3. Analyze the patient’s information
The nurse should look at all available data about the patient, including medical history, physical examination results, laboratory findings, and diagnostic studies (e.g., x-rays).
4. Comment on your sources of information
A nurse needs to state where he/she obtained his/her information from so that other healthcare professionals will know where they can find it if needed. For example, if there is a chart or record that has been used to complete an assessment report, there should be some indication of its source such as “per medical record” or “per chart review.”
5. Decide on the patient’s issues
Once all relevant information has been collected and reviewed, it is time for you to decide what issues need addressing first among those given by your hospital or institution guidelines or policies; this may include prioritizing your concerns.
What is a Nursing Assessment?
A Nursing Assessment is the first step in the nursing process where a nurse collects comprehensive information about a patient’s physical, psychological, sociological, and spiritual health to identify their healthcare needs.
Why is a Nursing Assessment important?
It is crucial for planning effective nursing care, setting goals for treatment, evaluating the progress of the condition, and ensuring the safety and comfort of the patient.
How often should Nursing Assessments be conducted?
The frequency of assessments can vary based on the patient’s condition, healthcare setting, and specific requirements of the situation.

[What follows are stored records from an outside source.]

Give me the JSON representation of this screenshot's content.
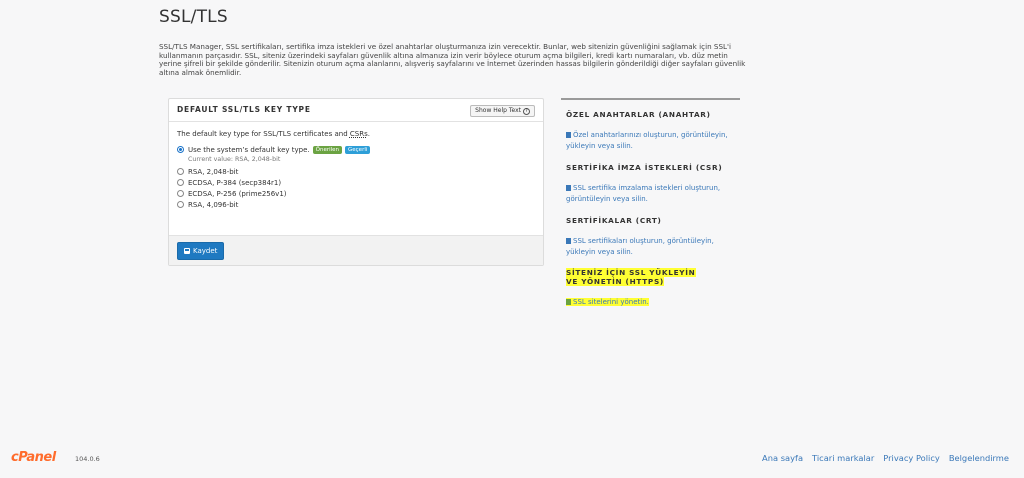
{
  "page": {
    "title": "SSL/TLS",
    "intro": "SSL/TLS Manager, SSL sertifikaları, sertifika imza istekleri ve özel anahtarlar oluşturmanıza izin verecektir. Bunlar, web sitenizin güvenliğini sağlamak için SSL'i kullanmanın parçasıdır. SSL, siteniz üzerindeki sayfaları güvenlik altına almanıza izin verir böylece oturum açma bilgileri, kredi kartı numaraları, vb. düz metin yerine şifreli bir şekilde gönderilir. Sitenizin oturum açma alanlarını, alışveriş sayfalarını ve İnternet üzerinden hassas bilgilerin gönderildiği diğer sayfaları güvenlik altına almak önemlidir."
  },
  "panel": {
    "title": "DEFAULT SSL/TLS KEY TYPE",
    "help_label": "Show Help Text",
    "help_icon": "question-circle-icon",
    "desc_prefix": "The default key type for SSL/TLS certificates and ",
    "desc_abbr": "CSRs",
    "desc_suffix": ".",
    "options": [
      {
        "label": "Use the system’s default key type.",
        "checked": true
      },
      {
        "label": "RSA, 2,048-bit",
        "checked": false
      },
      {
        "label": "ECDSA, P-384 (secp384r1)",
        "checked": false
      },
      {
        "label": "ECDSA, P-256 (prime256v1)",
        "checked": false
      },
      {
        "label": "RSA, 4,096-bit",
        "checked": false
      }
    ],
    "badge_recommended": "Önerilen",
    "badge_current": "Geçerli",
    "current_value": "Current value: RSA, 2,048-bit",
    "save_label": "Kaydet",
    "save_icon": "floppy-disk-icon"
  },
  "sidebar": {
    "sections": [
      {
        "heading": "ÖZEL ANAHTARLAR (ANAHTAR)",
        "link": "Özel anahtarlarınızı oluşturun, görüntüleyin, yükleyin veya silin."
      },
      {
        "heading": "SERTİFİKA İMZA İSTEKLERİ (CSR)",
        "link": "SSL sertifika imzalama istekleri oluşturun, görüntüleyin veya silin."
      },
      {
        "heading": "SERTİFİKALAR (CRT)",
        "link": "SSL sertifikaları oluşturun, görüntüleyin, yükleyin veya silin."
      },
      {
        "heading": "SİTENİZ İÇİN SSL YÜKLEYİN VE YÖNETİN (HTTPS)",
        "link": "SSL sitelerini yönetin."
      }
    ],
    "highlight_color": "#ffff33"
  },
  "footer": {
    "logo": "cPanel",
    "version": "104.0.6",
    "links": [
      "Ana sayfa",
      "Ticari markalar",
      "Privacy Policy",
      "Belgelendirme"
    ]
  },
  "colors": {
    "link": "#3a78b8",
    "primary_button": "#1f79c1",
    "badge_recommended": "#6ba342",
    "badge_current": "#2e9fd8",
    "logo": "#ff6c2c"
  }
}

It can range from every few hours to once per shift or daily.
What is the difference between a Nursing Assessment and a Medical Assessment?
While both are vital, a Medical Assessment focuses on diagnosing and treating medical conditions, whereas a Nursing Assessment focuses on a patient’s overall wellness, comfort, and ability to care for themselves.
What skills are required for conducting a Nursing Assessment?
Essential skills include excellent communication, observation, critical thinking, problem-solving, and a thorough understanding of anatomy, physiology, and the standards of nursing practice.
Can patients refuse a Nursing Assessment?
Yes, patients have the right to refuse treatment; however, they should be informed about the potential risks and benefits of refusing the assessment.
How should findings from a Nursing Assessment be documented?
Findings should be documented accurately, clearly, and promptly in the patient’s medical record following the healthcare facility’s documentation guidelines.
Can family members provide information for a Nursing Assessment?
Yes, family members can provide valuable information, especially if the patient is unable to communicate effectively. However, it’s essential to verify the information when possible.
Are there specialized Nursing Assessments?
Yes, there are specialized assessments for different areas of care such as mental health, pediatric, geriatric, and cardiovascular assessments among others.
What are the main components of a Nursing Assessment?
- The main components include:
- Patient history
- Physical examination
- Psychological and social examination
- Review of systems
- Vital signs
- Medication review.